>>>>
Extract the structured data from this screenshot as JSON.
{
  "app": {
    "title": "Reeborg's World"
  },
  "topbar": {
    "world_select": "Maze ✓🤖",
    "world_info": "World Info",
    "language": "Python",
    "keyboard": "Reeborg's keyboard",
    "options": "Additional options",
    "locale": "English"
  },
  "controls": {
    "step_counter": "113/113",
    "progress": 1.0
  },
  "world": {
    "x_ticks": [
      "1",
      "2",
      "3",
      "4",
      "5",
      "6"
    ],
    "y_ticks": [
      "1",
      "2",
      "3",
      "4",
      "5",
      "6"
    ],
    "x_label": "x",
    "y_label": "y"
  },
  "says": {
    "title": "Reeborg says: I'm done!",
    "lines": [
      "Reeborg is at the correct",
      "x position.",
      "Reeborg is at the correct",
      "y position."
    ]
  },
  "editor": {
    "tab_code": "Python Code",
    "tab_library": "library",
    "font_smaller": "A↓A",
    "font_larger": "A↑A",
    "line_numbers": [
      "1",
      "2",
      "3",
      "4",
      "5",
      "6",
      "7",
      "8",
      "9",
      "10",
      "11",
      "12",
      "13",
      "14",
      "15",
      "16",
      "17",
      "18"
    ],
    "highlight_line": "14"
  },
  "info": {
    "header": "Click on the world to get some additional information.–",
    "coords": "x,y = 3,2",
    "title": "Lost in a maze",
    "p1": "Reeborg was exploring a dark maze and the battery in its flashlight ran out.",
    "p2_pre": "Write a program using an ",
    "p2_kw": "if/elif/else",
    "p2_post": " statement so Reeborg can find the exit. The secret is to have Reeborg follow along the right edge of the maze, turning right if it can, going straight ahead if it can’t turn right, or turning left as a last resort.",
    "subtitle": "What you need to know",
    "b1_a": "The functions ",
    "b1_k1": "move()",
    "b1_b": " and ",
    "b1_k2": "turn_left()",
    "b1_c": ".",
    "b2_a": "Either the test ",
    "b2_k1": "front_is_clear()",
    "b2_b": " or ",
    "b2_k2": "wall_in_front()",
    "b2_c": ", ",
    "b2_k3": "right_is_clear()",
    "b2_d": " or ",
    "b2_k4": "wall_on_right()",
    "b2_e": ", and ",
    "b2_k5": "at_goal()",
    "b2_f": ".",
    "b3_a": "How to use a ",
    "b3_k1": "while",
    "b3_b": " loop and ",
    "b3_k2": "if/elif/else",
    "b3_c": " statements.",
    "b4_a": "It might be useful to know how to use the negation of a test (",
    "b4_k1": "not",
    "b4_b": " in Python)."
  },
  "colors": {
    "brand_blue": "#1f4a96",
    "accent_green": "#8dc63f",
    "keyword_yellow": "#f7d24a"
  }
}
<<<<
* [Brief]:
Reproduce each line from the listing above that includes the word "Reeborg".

* [Written reply]:
    "title": "Reeborg's World"
    "keyboard": "Reeborg's keyboard",
    "title": "Reeborg says: I'm done!",
      "Reeborg is at the correct",
      "Reeborg is at the correct",
    "p1": "Reeborg was exploring a dark maze and the battery in its flashlight ran out.",
    "p2_post": " statement so Reeborg can find the exit. The secret is to have Reeborg follow along the right edge of the maze, turning right if it can, going straight ahead if it can’t turn right, or turning left as a last resort.",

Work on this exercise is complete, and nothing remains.